Mudd’s opinion in this case was that “there is clearly a technically plausible process for CSG activities to be a factor in the methane gas now bubbling to the surface – either wholly or in part.”
He would find it hard to believe that the CSG had nothing to do with the bubbling.
The CSIRO have said they can’t be sure, but there is a plausible natural explanation and that the involvement of CSG is unlikely. There are also reasons why it is increasing and may have not been observed before by local farmers.
I understand that gas bubbles have been observed for many years in parts of the Condamine and it is part of traditional Aboriginal knowledge. I’m not sure about the exact site where it’s happening now.
On the issues of uncertainty and risk with CSG mining, have a look at my post at Larvatus Prodeo (especially the pictures), where I quoted John Helmuth:
- When a well is drilled information about the geology is gathered. However, no certain information can be gained about the existence of “geological flaws, fissures, faults, joints and planes of weaknesses, load and relaxation cracks” between the wells.
Nevertheless the CSIRO have assessed the area and find a connection with CSG mining unlikely.
I don’t know whether fracking has been employed in the area, but I doubt it.
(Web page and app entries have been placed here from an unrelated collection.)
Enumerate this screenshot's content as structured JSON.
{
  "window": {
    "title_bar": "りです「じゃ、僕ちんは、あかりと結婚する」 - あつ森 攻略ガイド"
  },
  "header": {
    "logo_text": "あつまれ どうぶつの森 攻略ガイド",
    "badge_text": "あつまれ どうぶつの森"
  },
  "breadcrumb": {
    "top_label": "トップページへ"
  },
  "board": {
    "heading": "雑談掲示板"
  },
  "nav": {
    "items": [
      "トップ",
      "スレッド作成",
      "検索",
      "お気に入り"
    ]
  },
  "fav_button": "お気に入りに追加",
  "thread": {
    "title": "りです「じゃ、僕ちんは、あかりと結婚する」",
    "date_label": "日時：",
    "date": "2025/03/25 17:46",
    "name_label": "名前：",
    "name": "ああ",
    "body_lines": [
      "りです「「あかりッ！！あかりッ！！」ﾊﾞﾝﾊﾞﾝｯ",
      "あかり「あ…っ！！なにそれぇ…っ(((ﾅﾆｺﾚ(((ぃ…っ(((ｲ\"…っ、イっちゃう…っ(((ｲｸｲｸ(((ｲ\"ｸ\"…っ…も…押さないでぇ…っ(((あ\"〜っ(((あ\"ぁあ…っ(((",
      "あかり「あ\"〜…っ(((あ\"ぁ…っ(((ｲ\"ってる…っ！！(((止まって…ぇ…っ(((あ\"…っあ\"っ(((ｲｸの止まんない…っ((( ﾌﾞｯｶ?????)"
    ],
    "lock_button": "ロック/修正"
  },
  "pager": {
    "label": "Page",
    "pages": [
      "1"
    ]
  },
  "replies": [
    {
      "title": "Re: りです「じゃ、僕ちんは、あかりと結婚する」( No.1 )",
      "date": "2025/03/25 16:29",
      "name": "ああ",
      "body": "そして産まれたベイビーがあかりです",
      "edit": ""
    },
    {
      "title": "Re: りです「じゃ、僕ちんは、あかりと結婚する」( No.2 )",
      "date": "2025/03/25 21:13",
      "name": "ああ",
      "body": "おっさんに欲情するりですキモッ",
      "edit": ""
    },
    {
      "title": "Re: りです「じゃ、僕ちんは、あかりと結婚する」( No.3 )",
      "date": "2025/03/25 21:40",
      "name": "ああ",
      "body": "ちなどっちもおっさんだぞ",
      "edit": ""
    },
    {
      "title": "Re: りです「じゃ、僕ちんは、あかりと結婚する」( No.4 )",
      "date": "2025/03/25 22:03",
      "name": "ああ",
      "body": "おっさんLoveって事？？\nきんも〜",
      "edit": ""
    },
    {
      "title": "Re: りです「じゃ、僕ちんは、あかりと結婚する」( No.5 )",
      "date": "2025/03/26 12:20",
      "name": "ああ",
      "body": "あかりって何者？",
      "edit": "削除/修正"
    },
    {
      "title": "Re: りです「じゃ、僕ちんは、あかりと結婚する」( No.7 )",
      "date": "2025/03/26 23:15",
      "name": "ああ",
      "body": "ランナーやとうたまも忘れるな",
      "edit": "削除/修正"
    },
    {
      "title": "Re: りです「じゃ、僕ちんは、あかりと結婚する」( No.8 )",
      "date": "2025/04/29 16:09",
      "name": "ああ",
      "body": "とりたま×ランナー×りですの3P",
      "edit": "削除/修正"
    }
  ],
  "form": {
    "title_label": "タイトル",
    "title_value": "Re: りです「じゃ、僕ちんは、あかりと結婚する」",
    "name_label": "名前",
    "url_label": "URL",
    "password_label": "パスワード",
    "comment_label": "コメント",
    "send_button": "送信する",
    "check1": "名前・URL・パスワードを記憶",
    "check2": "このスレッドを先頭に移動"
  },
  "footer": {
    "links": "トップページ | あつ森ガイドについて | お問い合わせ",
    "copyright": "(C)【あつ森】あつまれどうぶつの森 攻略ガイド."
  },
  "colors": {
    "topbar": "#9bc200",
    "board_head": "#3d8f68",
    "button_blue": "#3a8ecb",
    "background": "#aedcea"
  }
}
The coal seam gas industry is basically evil, but Buckingham shouldn’t shouldn’t make damaging allegations about the honesty of scientists unless he is very sure of his ground and has science rather than stunts to back them up.
I thought I might include here some links to earlier work. Some of us did quite a lot back in 2012 under the banner of FAQ Research in a joint project with Crikey. At the main link you will find further links to research articles, film interviews, blog posts and photo essays.
Robert Merkel did an overview paper:
Here’s some of my stuff, before and during the FAQ project:
- Coal seam gas prospects: economic bonanza or future industrial wasteland? (2010)
Finally Mark’s 2013 post Coal Seam Gas, Four Corners, and failed governance has direct relevance to the present issue, see especially the comments thread.
I’ll stick with ‘don’t know’. It’s possible there is a connection with CSG. Maybe, maybe not.
I don’t think, however, that Buckingham has a warrant to accuse Barrett of being a mining industry apologist.